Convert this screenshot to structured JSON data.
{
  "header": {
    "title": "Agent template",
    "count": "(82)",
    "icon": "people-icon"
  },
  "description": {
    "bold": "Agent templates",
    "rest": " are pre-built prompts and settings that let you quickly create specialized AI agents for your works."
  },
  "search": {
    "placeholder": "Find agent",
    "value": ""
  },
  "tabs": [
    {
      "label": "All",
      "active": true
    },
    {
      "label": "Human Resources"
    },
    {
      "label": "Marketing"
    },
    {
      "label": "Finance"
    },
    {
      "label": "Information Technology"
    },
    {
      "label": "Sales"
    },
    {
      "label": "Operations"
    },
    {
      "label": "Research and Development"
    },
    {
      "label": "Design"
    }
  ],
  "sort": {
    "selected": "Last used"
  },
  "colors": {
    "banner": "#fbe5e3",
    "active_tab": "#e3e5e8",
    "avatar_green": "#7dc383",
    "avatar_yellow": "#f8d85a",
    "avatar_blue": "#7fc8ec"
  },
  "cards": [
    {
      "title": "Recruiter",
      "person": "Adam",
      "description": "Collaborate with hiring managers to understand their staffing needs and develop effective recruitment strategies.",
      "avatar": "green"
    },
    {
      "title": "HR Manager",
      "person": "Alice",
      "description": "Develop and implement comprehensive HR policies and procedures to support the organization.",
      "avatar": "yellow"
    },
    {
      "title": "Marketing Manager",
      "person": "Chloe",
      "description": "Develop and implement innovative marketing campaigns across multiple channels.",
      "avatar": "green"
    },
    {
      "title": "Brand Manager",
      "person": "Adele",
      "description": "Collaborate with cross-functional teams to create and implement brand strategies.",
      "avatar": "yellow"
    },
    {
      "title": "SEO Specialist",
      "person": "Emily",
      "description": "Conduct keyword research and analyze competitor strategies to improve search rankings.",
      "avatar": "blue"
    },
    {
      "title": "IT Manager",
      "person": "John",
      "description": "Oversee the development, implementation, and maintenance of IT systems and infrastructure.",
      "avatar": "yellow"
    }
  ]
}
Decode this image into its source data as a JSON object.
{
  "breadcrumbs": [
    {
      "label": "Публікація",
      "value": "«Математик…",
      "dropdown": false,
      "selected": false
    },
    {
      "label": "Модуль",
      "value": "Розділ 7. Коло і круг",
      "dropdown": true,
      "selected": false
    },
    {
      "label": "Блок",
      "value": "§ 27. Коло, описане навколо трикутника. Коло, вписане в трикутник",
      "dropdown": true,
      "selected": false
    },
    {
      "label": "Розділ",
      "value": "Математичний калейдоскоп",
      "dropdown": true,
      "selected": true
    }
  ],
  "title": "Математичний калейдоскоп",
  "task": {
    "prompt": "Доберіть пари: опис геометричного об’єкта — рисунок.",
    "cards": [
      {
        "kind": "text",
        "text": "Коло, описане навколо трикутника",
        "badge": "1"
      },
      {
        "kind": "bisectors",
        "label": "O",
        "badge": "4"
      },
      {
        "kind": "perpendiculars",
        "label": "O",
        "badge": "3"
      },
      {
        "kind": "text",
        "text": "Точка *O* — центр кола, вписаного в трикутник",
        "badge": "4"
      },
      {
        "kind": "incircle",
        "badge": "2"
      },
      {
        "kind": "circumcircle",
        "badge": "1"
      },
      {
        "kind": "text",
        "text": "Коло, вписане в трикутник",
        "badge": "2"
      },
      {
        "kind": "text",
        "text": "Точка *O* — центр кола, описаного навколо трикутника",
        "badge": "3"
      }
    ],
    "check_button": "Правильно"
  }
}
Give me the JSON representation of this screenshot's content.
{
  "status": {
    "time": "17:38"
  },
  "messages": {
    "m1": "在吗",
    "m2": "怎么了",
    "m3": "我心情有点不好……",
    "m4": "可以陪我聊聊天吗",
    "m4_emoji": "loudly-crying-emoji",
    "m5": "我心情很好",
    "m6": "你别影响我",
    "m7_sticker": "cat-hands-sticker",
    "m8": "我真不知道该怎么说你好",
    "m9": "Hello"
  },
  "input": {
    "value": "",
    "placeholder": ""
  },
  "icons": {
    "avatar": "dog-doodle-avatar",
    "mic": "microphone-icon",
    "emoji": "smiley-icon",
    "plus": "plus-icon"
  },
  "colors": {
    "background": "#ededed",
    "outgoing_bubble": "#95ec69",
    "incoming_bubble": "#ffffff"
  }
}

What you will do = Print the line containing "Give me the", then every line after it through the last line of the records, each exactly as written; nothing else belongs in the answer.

Output =
Give me the JSON representation of this screenshot's content.
{
  "status": {
    "time": "17:38"
  },
  "messages": {
    "m1": "在吗",
    "m2": "怎么了",
    "m3": "我心情有点不好……",
    "m4": "可以陪我聊聊天吗",
    "m4_emoji": "loudly-crying-emoji",
    "m5": "我心情很好",
    "m6": "你别影响我",
    "m7_sticker": "cat-hands-sticker",
    "m8": "我真不知道该怎么说你好",
    "m9": "Hello"
  },
  "input": {
    "value": "",
    "placeholder": ""
  },
  "icons": {
    "avatar": "dog-doodle-avatar",
    "mic": "microphone-icon",
    "emoji": "smiley-icon",
    "plus": "plus-icon"
  },
  "colors": {
    "background": "#ededed",
    "outgoing_bubble": "#95ec69",
    "incoming_bubble": "#ffffff"
  }
}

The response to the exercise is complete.